#### The task
The required result is the number of lines below that hold the word "жестовый", stated without anything else.

#### Data extracts
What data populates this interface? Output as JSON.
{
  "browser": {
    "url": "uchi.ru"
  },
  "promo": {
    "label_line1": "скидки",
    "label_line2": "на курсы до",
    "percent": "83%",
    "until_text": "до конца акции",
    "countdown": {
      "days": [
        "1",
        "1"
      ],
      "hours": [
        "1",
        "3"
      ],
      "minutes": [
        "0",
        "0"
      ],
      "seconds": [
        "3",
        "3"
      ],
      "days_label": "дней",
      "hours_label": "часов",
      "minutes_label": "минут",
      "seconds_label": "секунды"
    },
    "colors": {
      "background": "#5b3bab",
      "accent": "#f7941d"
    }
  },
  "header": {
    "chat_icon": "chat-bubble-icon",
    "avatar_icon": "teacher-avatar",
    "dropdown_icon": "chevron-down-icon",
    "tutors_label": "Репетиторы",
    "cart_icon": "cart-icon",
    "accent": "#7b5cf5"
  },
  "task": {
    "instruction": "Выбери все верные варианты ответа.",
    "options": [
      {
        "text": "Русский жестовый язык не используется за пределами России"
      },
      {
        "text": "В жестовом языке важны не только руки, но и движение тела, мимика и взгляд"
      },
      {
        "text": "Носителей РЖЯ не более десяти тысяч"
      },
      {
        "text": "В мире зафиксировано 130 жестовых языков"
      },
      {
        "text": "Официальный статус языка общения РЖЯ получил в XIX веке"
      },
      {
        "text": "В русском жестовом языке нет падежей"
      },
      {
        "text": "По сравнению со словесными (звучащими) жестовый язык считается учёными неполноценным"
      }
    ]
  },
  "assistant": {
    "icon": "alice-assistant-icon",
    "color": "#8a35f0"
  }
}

#### Your solution
2